• **Directions**
Return the following lines and nothing else: the one holding "What data populates" and all those after it in the records below, unchanged, minus any pictures.

• **Extracted data**
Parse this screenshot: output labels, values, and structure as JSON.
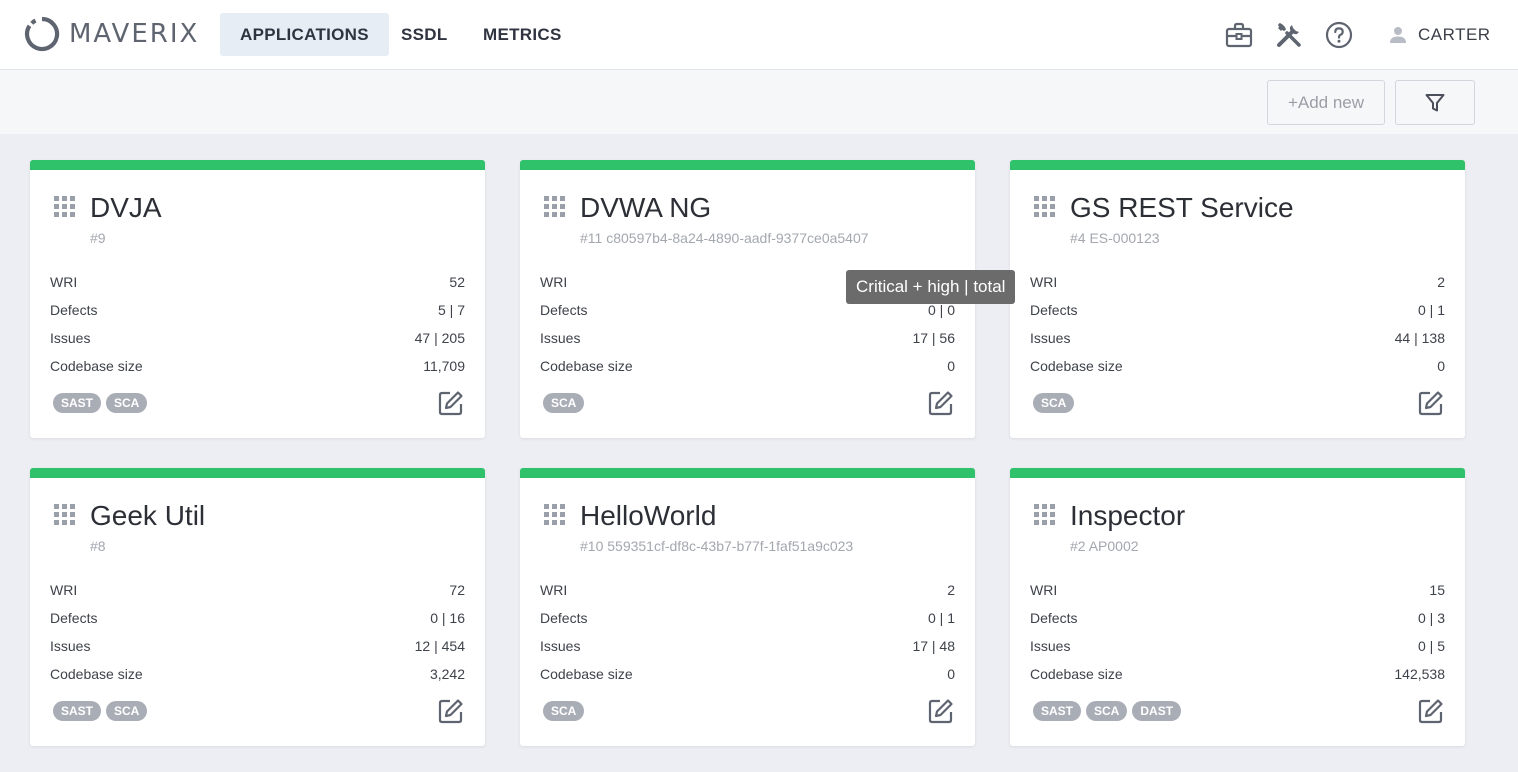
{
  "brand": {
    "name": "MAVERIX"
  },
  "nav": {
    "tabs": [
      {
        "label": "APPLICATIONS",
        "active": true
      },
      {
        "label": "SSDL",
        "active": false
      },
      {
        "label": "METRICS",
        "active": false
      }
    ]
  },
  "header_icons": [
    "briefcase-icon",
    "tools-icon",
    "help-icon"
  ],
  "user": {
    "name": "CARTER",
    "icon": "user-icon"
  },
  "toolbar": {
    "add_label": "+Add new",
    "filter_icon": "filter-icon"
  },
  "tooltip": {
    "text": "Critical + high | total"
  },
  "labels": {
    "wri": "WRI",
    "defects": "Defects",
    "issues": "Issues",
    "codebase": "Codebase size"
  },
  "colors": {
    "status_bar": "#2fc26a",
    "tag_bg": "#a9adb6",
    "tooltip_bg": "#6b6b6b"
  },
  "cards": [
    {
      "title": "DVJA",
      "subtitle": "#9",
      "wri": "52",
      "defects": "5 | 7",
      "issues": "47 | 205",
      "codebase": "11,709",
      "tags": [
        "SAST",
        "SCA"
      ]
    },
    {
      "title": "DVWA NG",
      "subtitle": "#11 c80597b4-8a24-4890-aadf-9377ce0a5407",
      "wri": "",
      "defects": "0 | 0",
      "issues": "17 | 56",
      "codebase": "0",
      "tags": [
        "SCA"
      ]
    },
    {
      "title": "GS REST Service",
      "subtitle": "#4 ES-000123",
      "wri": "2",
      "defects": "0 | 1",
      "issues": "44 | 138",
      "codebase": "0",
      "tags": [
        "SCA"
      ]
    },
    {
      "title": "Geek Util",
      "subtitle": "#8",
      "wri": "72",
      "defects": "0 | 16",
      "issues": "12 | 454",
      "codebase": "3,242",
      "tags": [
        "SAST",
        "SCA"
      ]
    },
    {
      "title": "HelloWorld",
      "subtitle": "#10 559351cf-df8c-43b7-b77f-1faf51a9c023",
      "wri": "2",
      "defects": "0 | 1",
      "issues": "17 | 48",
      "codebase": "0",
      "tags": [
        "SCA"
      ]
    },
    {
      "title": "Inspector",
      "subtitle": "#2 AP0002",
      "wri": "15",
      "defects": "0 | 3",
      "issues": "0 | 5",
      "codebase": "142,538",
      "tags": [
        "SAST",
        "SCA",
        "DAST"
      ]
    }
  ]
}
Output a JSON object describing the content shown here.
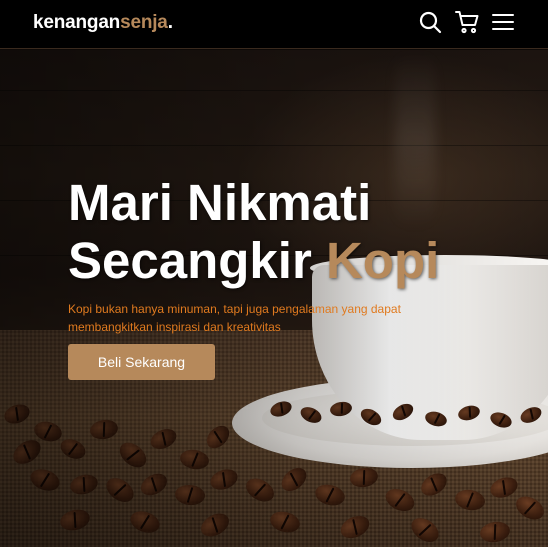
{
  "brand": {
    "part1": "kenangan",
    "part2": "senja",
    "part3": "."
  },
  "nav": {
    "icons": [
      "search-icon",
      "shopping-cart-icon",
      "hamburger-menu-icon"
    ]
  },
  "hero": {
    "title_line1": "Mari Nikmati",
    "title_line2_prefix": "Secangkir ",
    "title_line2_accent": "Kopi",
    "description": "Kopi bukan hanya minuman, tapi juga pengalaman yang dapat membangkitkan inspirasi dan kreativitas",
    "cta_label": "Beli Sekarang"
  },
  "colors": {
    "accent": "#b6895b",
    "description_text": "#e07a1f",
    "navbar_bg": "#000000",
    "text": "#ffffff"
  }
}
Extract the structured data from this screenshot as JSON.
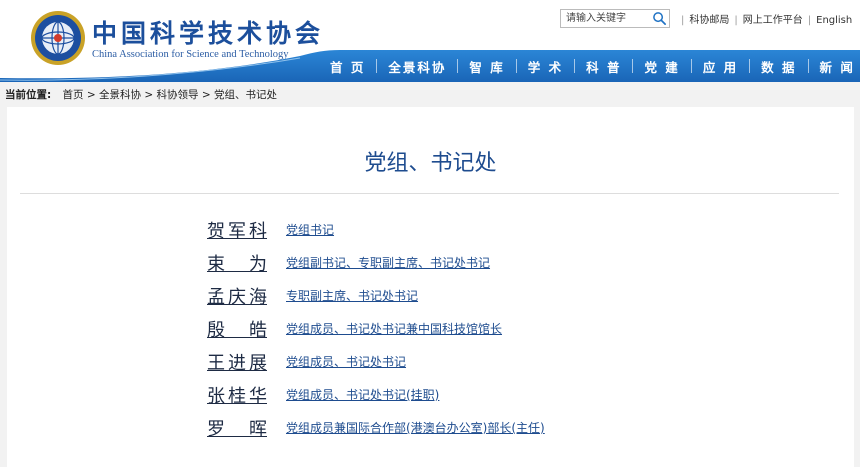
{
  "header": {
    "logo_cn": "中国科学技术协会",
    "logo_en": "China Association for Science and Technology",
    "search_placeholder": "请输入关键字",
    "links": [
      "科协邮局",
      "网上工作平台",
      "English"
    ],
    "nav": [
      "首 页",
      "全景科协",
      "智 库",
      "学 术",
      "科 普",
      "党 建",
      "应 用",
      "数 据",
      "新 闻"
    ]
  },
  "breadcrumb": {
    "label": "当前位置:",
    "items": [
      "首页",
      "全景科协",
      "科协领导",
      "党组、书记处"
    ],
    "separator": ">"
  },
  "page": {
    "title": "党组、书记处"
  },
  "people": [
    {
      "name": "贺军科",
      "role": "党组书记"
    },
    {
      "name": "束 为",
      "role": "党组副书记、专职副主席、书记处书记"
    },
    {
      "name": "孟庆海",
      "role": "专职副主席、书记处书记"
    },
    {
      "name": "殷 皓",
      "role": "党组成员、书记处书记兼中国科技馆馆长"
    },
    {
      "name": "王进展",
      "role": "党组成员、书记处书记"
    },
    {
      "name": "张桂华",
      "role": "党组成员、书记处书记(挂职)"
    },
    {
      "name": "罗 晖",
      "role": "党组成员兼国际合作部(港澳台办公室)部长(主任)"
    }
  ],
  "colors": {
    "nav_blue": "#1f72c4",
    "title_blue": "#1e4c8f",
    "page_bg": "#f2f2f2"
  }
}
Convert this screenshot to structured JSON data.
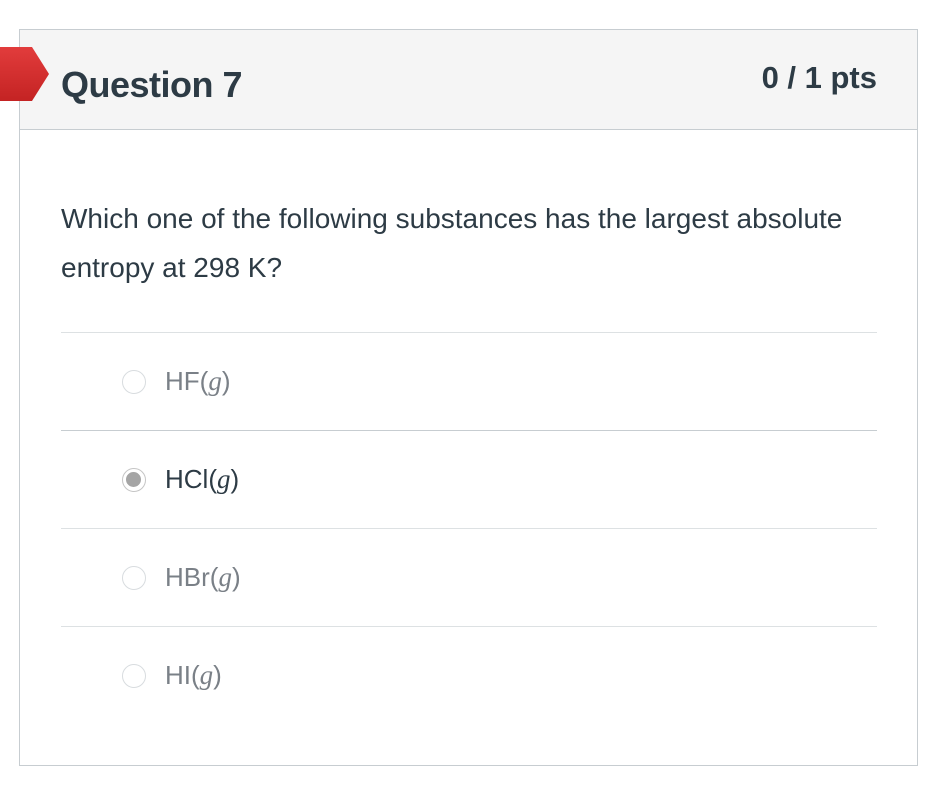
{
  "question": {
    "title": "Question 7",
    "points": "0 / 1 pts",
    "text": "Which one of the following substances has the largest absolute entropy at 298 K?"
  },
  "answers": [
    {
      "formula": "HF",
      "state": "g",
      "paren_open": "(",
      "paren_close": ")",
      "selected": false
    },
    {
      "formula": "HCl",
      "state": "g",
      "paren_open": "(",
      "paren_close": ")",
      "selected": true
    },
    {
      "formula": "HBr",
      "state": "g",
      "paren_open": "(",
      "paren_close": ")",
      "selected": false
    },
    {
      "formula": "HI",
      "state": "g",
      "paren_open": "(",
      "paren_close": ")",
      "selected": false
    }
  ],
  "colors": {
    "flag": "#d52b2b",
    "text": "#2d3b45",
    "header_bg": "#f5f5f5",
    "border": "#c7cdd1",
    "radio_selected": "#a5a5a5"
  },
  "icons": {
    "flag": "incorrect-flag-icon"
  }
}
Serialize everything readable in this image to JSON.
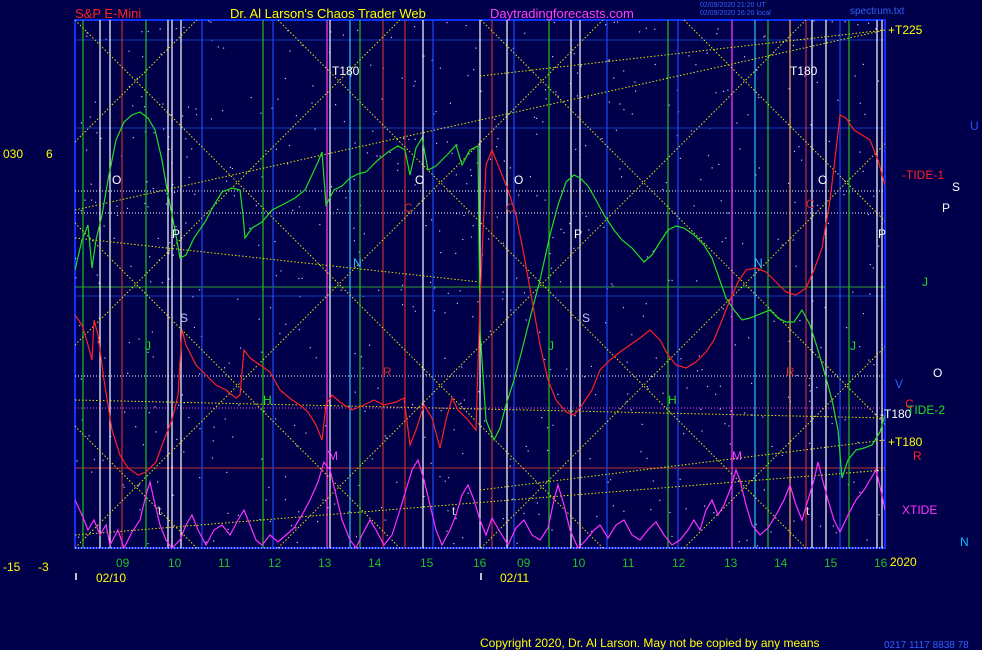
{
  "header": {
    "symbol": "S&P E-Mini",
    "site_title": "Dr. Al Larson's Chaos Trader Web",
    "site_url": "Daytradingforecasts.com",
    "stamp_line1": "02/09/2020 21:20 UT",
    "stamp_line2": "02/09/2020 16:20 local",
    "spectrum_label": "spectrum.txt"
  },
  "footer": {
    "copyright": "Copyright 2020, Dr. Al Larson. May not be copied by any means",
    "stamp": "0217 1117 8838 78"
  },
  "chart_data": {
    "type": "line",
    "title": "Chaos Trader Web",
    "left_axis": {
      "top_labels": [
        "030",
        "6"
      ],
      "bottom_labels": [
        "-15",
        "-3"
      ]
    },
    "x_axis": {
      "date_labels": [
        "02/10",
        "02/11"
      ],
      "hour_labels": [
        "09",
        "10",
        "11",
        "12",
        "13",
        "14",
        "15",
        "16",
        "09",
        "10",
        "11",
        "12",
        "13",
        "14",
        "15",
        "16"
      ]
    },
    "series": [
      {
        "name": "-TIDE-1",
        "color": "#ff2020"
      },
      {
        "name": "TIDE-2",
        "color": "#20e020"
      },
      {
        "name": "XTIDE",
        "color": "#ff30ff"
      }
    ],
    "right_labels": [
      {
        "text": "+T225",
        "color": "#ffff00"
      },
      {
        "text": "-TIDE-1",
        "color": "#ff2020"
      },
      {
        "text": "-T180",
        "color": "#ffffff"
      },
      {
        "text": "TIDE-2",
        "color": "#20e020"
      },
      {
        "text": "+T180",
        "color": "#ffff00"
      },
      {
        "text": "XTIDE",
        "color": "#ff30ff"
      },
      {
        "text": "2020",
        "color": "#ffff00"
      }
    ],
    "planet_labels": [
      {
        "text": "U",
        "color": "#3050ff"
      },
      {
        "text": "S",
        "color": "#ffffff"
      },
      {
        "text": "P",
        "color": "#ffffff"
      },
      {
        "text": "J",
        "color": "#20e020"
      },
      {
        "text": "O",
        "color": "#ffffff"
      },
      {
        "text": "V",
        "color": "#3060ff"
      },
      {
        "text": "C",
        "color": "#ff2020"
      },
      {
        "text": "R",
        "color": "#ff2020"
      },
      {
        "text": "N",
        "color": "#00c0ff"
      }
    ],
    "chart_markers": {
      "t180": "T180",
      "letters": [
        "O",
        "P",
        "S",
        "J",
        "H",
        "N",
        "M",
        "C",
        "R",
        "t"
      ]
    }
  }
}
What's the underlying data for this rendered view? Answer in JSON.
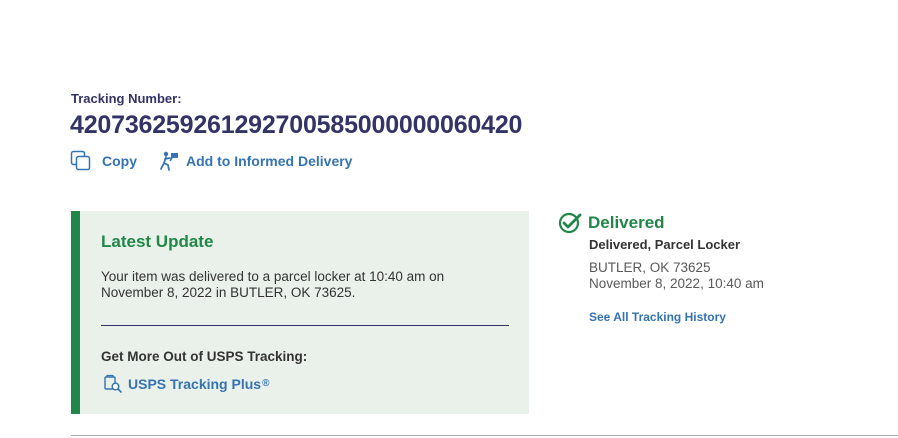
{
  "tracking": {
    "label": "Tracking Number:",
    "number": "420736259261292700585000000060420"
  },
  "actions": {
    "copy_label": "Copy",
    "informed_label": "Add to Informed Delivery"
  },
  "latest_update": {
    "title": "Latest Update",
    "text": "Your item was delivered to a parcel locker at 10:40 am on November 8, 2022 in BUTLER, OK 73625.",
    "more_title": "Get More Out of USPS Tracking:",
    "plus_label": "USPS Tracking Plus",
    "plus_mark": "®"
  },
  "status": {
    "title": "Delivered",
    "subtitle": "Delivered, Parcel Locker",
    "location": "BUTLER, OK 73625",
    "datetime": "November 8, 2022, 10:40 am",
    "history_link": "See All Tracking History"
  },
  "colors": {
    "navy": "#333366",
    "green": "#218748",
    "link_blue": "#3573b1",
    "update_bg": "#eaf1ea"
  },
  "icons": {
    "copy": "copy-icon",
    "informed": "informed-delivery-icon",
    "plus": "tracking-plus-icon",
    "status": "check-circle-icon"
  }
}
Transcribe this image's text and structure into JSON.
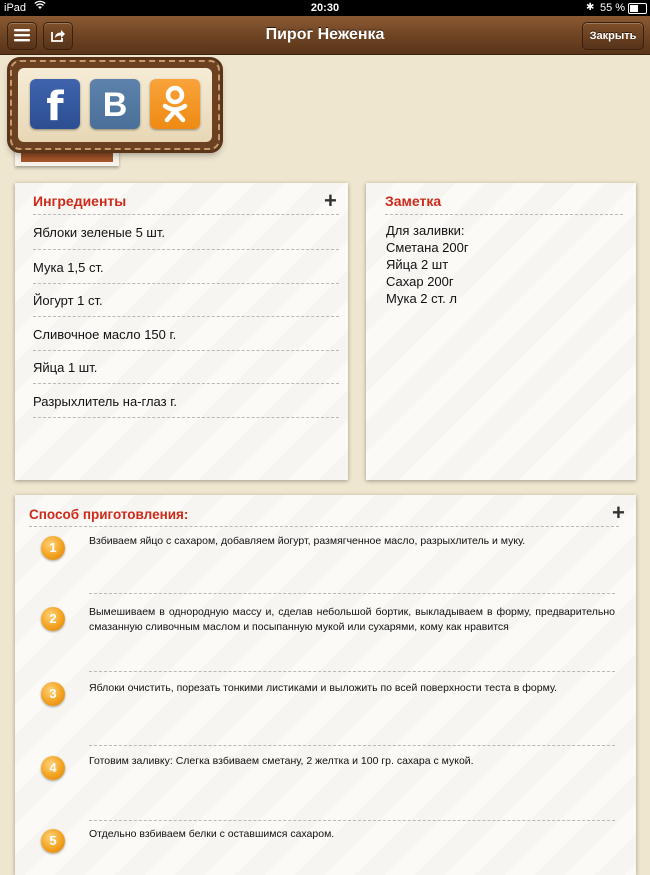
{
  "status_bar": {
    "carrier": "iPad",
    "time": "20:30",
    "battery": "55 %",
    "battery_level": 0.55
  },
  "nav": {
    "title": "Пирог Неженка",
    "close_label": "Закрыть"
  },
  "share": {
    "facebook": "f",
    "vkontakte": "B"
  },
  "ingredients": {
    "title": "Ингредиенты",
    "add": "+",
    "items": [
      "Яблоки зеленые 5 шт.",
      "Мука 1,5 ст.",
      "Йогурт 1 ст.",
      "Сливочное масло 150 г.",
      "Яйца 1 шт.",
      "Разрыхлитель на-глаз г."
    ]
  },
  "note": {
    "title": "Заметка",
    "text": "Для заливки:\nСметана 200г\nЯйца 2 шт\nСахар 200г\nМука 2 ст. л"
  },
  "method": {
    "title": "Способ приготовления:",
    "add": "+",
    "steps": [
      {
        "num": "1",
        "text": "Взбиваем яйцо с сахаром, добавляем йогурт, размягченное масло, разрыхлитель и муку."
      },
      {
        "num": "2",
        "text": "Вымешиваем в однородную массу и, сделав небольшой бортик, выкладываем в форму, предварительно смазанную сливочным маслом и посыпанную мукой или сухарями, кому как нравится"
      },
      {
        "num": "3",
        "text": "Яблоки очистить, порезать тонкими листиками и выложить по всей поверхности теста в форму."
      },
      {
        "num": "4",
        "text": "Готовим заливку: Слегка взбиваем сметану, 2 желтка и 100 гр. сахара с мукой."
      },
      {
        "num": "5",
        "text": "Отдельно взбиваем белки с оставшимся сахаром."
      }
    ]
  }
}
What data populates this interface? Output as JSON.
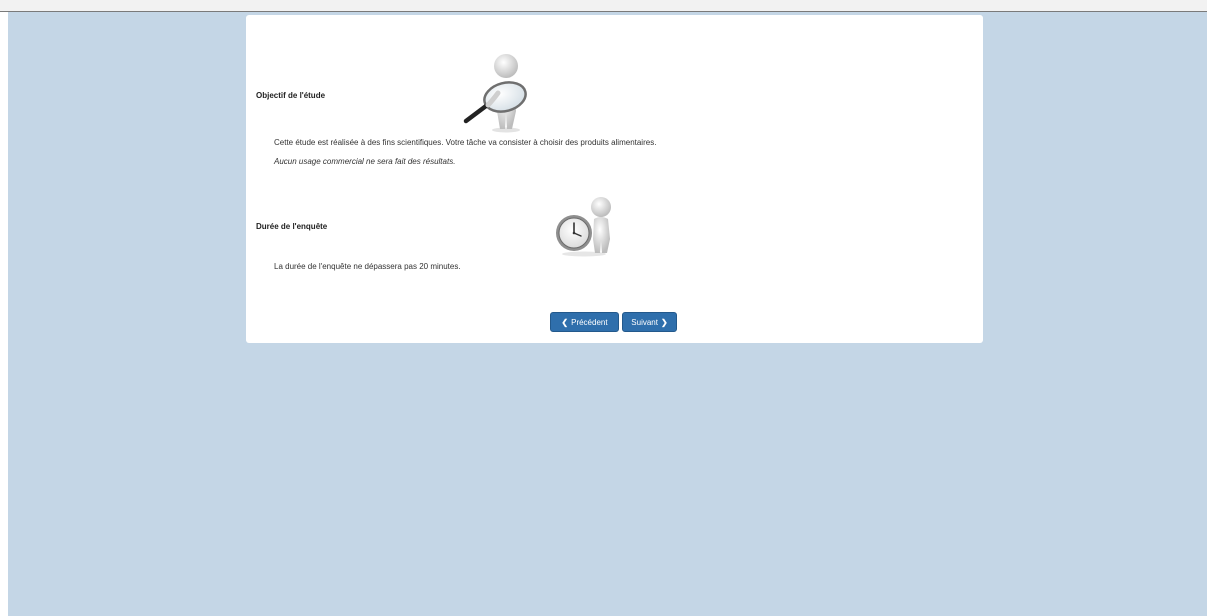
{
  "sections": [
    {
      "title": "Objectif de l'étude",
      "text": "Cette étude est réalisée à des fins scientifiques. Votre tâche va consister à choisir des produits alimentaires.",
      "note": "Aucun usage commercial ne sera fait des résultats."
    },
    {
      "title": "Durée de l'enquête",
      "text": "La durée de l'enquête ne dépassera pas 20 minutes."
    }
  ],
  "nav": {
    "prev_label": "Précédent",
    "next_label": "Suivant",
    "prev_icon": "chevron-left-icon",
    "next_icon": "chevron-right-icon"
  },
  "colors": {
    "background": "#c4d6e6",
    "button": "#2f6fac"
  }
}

• **Answer for the task**
What data populates this interface? Output as JSON.
{
  "sections": [
    {
      "title": "Objectif de l'étude",
      "text": "Cette étude est réalisée à des fins scientifiques. Votre tâche va consister à choisir des produits alimentaires.",
      "note": "Aucun usage commercial ne sera fait des résultats."
    },
    {
      "title": "Durée de l'enquête",
      "text": "La durée de l'enquête ne dépassera pas 20 minutes."
    }
  ],
  "nav": {
    "prev_label": "Précédent",
    "next_label": "Suivant",
    "prev_icon": "chevron-left-icon",
    "next_icon": "chevron-right-icon"
  },
  "colors": {
    "background": "#c4d6e6",
    "button": "#2f6fac"
  }
}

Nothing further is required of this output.